> _What the task requires_:
Your answer must match the data word for word.

> _Stored data_:

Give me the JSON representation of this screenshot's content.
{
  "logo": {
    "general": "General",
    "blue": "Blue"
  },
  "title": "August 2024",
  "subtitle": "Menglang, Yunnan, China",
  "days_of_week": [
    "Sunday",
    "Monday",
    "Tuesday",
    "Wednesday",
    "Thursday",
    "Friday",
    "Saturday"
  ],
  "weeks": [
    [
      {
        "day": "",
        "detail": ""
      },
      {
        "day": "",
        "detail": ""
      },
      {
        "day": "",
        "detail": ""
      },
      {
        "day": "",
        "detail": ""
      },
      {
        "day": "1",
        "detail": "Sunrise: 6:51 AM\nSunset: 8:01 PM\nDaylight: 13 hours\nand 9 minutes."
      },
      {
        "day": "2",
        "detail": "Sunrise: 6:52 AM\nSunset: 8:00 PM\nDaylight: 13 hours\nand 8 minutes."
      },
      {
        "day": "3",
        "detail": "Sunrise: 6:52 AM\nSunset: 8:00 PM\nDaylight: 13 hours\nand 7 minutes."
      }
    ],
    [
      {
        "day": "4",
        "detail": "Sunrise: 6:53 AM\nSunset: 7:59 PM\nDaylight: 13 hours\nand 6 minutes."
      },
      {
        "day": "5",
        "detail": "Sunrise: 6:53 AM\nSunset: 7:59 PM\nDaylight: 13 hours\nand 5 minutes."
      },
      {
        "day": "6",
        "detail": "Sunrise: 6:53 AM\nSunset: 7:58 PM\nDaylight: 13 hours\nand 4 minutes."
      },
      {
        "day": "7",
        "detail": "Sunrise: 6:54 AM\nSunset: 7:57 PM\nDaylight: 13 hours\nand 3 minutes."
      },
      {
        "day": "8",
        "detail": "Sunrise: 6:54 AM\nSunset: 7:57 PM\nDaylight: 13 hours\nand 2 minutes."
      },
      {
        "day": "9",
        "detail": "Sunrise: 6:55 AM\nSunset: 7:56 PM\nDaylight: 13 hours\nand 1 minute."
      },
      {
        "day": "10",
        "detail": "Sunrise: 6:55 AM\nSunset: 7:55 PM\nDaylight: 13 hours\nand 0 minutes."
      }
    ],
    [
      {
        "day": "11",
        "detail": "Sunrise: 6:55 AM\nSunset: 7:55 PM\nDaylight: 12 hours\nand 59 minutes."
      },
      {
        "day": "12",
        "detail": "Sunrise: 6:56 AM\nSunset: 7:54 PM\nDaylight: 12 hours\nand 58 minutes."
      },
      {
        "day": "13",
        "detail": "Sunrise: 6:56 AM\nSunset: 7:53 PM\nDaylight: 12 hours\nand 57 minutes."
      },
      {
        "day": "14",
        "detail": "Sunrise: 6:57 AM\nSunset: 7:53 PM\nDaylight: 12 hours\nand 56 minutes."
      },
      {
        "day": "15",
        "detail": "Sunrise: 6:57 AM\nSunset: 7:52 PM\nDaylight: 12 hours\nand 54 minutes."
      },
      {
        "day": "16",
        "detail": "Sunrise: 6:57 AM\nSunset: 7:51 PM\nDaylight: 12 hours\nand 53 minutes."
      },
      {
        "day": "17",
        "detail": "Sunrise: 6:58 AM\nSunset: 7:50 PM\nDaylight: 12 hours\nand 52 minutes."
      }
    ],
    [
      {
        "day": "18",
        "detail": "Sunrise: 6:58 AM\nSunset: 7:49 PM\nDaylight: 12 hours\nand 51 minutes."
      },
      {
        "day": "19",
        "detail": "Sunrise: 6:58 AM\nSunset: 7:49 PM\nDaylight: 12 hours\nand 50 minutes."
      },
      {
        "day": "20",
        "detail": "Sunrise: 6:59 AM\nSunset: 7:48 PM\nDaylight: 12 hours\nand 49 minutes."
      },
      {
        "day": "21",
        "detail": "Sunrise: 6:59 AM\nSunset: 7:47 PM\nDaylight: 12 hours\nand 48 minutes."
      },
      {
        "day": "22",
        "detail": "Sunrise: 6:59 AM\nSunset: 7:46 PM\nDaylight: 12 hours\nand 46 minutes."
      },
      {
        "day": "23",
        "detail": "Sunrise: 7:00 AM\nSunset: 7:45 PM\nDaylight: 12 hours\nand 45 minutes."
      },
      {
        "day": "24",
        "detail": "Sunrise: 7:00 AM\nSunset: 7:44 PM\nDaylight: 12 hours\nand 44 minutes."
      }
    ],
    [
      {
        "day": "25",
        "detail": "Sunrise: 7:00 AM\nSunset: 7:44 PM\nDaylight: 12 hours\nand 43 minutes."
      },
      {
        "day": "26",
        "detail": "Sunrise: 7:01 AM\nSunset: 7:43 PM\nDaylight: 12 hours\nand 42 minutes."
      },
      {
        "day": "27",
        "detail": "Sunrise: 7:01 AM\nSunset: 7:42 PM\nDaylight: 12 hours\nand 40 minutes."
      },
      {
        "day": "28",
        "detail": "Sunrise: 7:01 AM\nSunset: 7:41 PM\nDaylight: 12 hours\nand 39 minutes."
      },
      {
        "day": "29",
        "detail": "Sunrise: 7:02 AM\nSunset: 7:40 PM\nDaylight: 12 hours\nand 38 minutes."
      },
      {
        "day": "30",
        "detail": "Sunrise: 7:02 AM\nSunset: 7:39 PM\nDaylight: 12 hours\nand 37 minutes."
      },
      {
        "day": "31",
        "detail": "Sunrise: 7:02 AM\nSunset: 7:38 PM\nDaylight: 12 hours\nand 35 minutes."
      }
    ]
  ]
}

> _Solution_:
Give me the JSON representation of this screenshot's content.
{
  "logo": {
    "general": "General",
    "blue": "Blue"
  },
  "title": "August 2024",
  "subtitle": "Menglang, Yunnan, China",
  "days_of_week": [
    "Sunday",
    "Monday",
    "Tuesday",
    "Wednesday",
    "Thursday",
    "Friday",
    "Saturday"
  ],
  "weeks": [
    [
      {
        "day": "",
        "detail": ""
      },
      {
        "day": "",
        "detail": ""
      },
      {
        "day": "",
        "detail": ""
      },
      {
        "day": "",
        "detail": ""
      },
      {
        "day": "1",
        "detail": "Sunrise: 6:51 AM\nSunset: 8:01 PM\nDaylight: 13 hours\nand 9 minutes."
      },
      {
        "day": "2",
        "detail": "Sunrise: 6:52 AM\nSunset: 8:00 PM\nDaylight: 13 hours\nand 8 minutes."
      },
      {
        "day": "3",
        "detail": "Sunrise: 6:52 AM\nSunset: 8:00 PM\nDaylight: 13 hours\nand 7 minutes."
      }
    ],
    [
      {
        "day": "4",
        "detail": "Sunrise: 6:53 AM\nSunset: 7:59 PM\nDaylight: 13 hours\nand 6 minutes."
      },
      {
        "day": "5",
        "detail": "Sunrise: 6:53 AM\nSunset: 7:59 PM\nDaylight: 13 hours\nand 5 minutes."
      },
      {
        "day": "6",
        "detail": "Sunrise: 6:53 AM\nSunset: 7:58 PM\nDaylight: 13 hours\nand 4 minutes."
      },
      {
        "day": "7",
        "detail": "Sunrise: 6:54 AM\nSunset: 7:57 PM\nDaylight: 13 hours\nand 3 minutes."
      },
      {
        "day": "8",
        "detail": "Sunrise: 6:54 AM\nSunset: 7:57 PM\nDaylight: 13 hours\nand 2 minutes."
      },
      {
        "day": "9",
        "detail": "Sunrise: 6:55 AM\nSunset: 7:56 PM\nDaylight: 13 hours\nand 1 minute."
      },
      {
        "day": "10",
        "detail": "Sunrise: 6:55 AM\nSunset: 7:55 PM\nDaylight: 13 hours\nand 0 minutes."
      }
    ],
    [
      {
        "day": "11",
        "detail": "Sunrise: 6:55 AM\nSunset: 7:55 PM\nDaylight: 12 hours\nand 59 minutes."
      },
      {
        "day": "12",
        "detail": "Sunrise: 6:56 AM\nSunset: 7:54 PM\nDaylight: 12 hours\nand 58 minutes."
      },
      {
        "day": "13",
        "detail": "Sunrise: 6:56 AM\nSunset: 7:53 PM\nDaylight: 12 hours\nand 57 minutes."
      },
      {
        "day": "14",
        "detail": "Sunrise: 6:57 AM\nSunset: 7:53 PM\nDaylight: 12 hours\nand 56 minutes."
      },
      {
        "day": "15",
        "detail": "Sunrise: 6:57 AM\nSunset: 7:52 PM\nDaylight: 12 hours\nand 54 minutes."
      },
      {
        "day": "16",
        "detail": "Sunrise: 6:57 AM\nSunset: 7:51 PM\nDaylight: 12 hours\nand 53 minutes."
      },
      {
        "day": "17",
        "detail": "Sunrise: 6:58 AM\nSunset: 7:50 PM\nDaylight: 12 hours\nand 52 minutes."
      }
    ],
    [
      {
        "day": "18",
        "detail": "Sunrise: 6:58 AM\nSunset: 7:49 PM\nDaylight: 12 hours\nand 51 minutes."
      },
      {
        "day": "19",
        "detail": "Sunrise: 6:58 AM\nSunset: 7:49 PM\nDaylight: 12 hours\nand 50 minutes."
      },
      {
        "day": "20",
        "detail": "Sunrise: 6:59 AM\nSunset: 7:48 PM\nDaylight: 12 hours\nand 49 minutes."
      },
      {
        "day": "21",
        "detail": "Sunrise: 6:59 AM\nSunset: 7:47 PM\nDaylight: 12 hours\nand 48 minutes."
      },
      {
        "day": "22",
        "detail": "Sunrise: 6:59 AM\nSunset: 7:46 PM\nDaylight: 12 hours\nand 46 minutes."
      },
      {
        "day": "23",
        "detail": "Sunrise: 7:00 AM\nSunset: 7:45 PM\nDaylight: 12 hours\nand 45 minutes."
      },
      {
        "day": "24",
        "detail": "Sunrise: 7:00 AM\nSunset: 7:44 PM\nDaylight: 12 hours\nand 44 minutes."
      }
    ],
    [
      {
        "day": "25",
        "detail": "Sunrise: 7:00 AM\nSunset: 7:44 PM\nDaylight: 12 hours\nand 43 minutes."
      },
      {
        "day": "26",
        "detail": "Sunrise: 7:01 AM\nSunset: 7:43 PM\nDaylight: 12 hours\nand 42 minutes."
      },
      {
        "day": "27",
        "detail": "Sunrise: 7:01 AM\nSunset: 7:42 PM\nDaylight: 12 hours\nand 40 minutes."
      },
      {
        "day": "28",
        "detail": "Sunrise: 7:01 AM\nSunset: 7:41 PM\nDaylight: 12 hours\nand 39 minutes."
      },
      {
        "day": "29",
        "detail": "Sunrise: 7:02 AM\nSunset: 7:40 PM\nDaylight: 12 hours\nand 38 minutes."
      },
      {
        "day": "30",
        "detail": "Sunrise: 7:02 AM\nSunset: 7:39 PM\nDaylight: 12 hours\nand 37 minutes."
      },
      {
        "day": "31",
        "detail": "Sunrise: 7:02 AM\nSunset: 7:38 PM\nDaylight: 12 hours\nand 35 minutes."
      }
    ]
  ]
}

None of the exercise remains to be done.